Young women in red and green plaid skirts, capes draped over their shoulders and young men in black top hats and frock coats brought the holiday season to Tuesday’s City Council meeting.
Students from Crescenta Valley High School’s choral group, known as Charismatics, sang Christmas carols during the five minute oral communication section of the meeting. Between “Caroling, Caroling,” “Jolly Old St. Nicholas,” and “Carol of the Bells,” Dr. Kerry Burtis, head of Visual and Performing Arts department at Crescenta Valley High School, thanked the council for its support over the year through the Glendale Arts and Culture Commission.

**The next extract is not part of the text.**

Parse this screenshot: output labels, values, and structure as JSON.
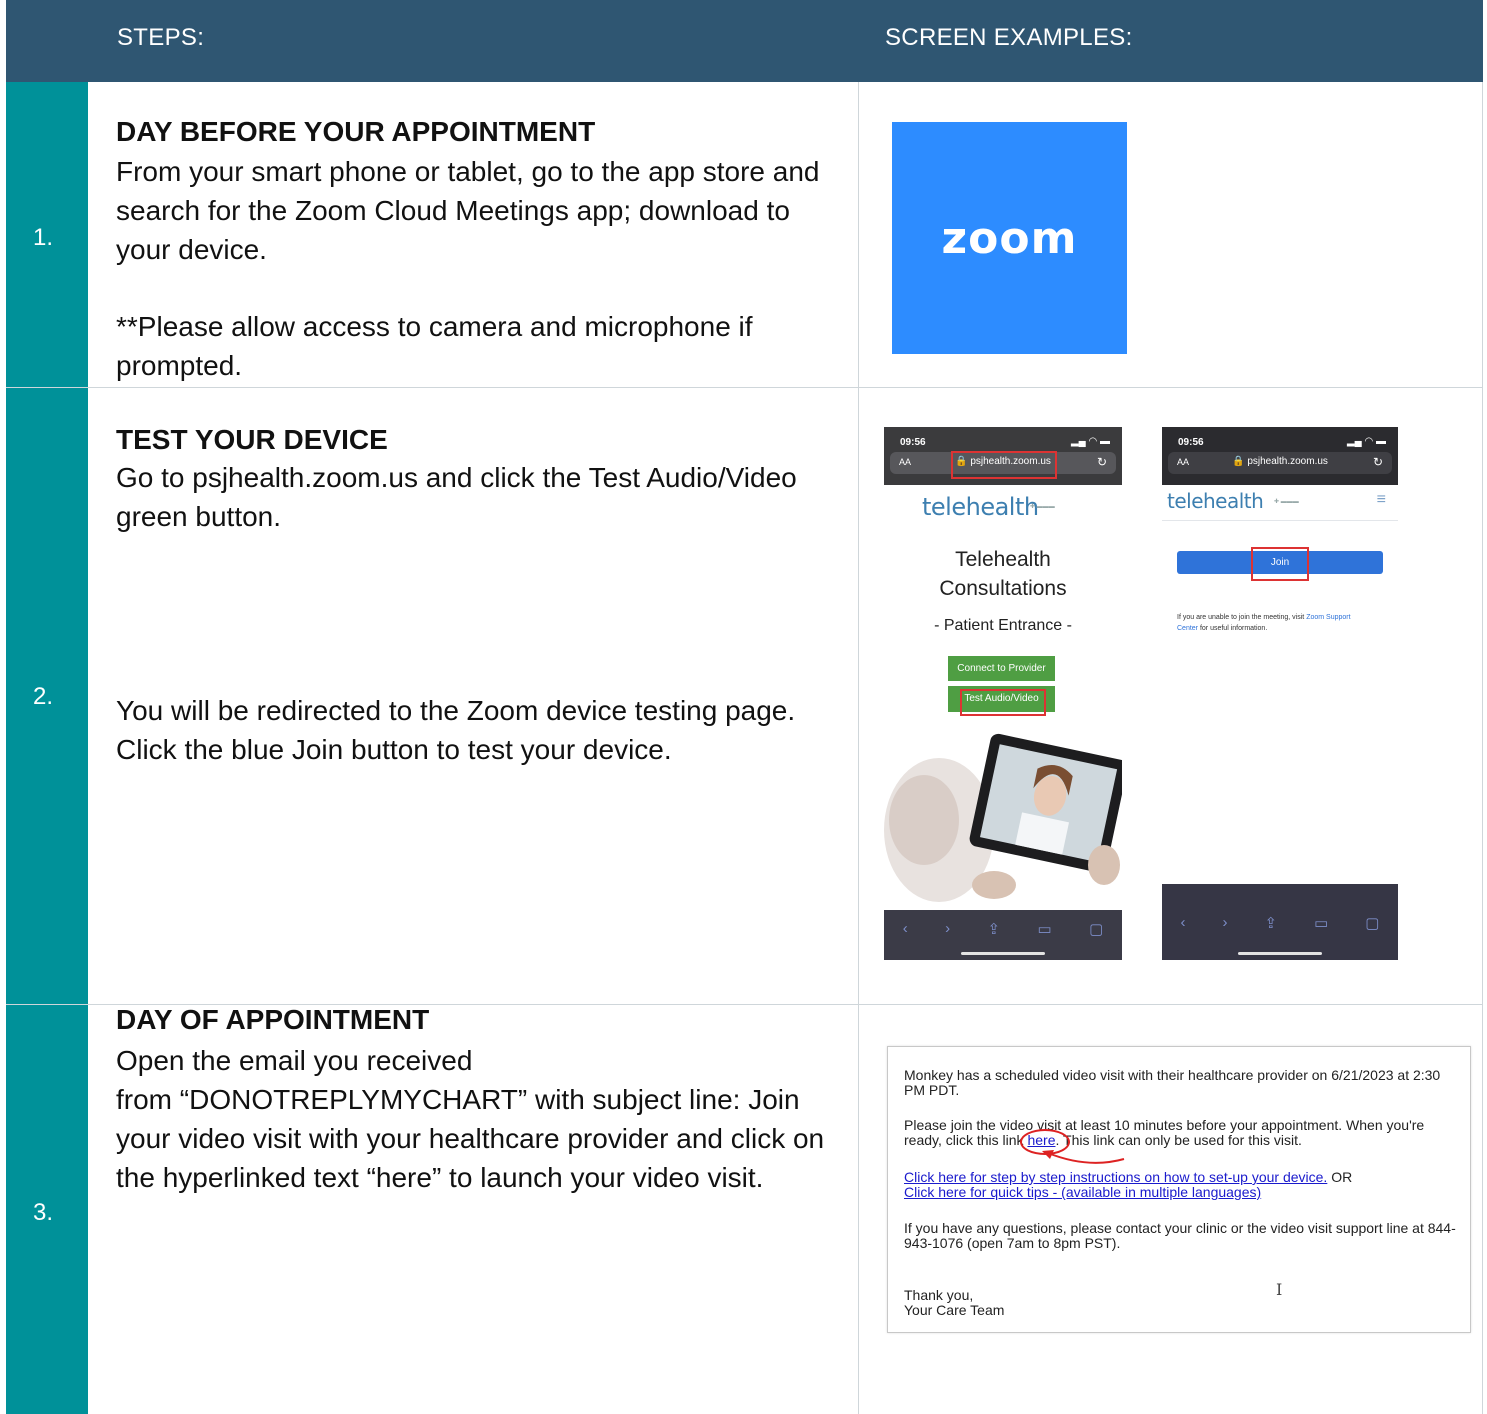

The Glendale Arts and Culture Commission officially began in 2000. Glendale has always had an informal history of support for the arts, unlike Pasadena or Burbank, which have regular city agencies. In the past, the council allocated funds each year to use for “art.” Usually the money was spent for such things as a new sculpture for the library or towards a larger project such as the refurbishing of the Alex Theater.
Under former City Councilman Sheldon Baker, a group was formed to investigate the cultural needs of the city. After months of research, the effort formalized into a program that became the Glendale Arts and Culture Commission.
Eve Rapport, community service supervisor for arts and culture, said, “In early 2001, we received an educational grant from the California Arts Council for $106,703.” Part of the money was used for an experimental program between GCC and Glendale Unified School District to broaden the music program in the high schools. A program is currently in progress where students from Crescenta Valley High School are enrolled at GCC in music classes, namely the choir.
The students meet at Crescenta Valley High School as if they were attending a regular college class. Because college courses often meet only two or three times a week, the students have more flexibility with fitting this course, which requires extra hours for practice, into their schedule.
“Part of GCC’s mission statement is to offer courses that will benefit the community,” said Glenn DeLange, a professor of music at GCC.
This music program helps these high school students in many ways. Not only does it get some college requirements out of the way, it also gives the student a sense of accomplishment. Though their classes are held at the high school, the students have full use of this campus, which includes the use of the music library. They also are offered help from college instructors.
“This musical program has worked so well, that we are considering having an online music theory course,” DeLange said.
The benefits are not limited to the classroom. James Yoo, a member of the choir who considers singing his sport, likes the perks that come with the choir. Next summer the Charismatics go to the Grand Canyon.
“I get pleasure seeing people’s happy reaction to our singing after our long hours of rehearsal,” said singer Christine Ju.
“I have so much fun with these (the Charismatics) people,” said Christine Rabb. “Singing really brings us together as a group, we rely on each other.”
“The art professionals on the commission are pleased at how fast we have made a significant difference in Glendale,” said Rapport.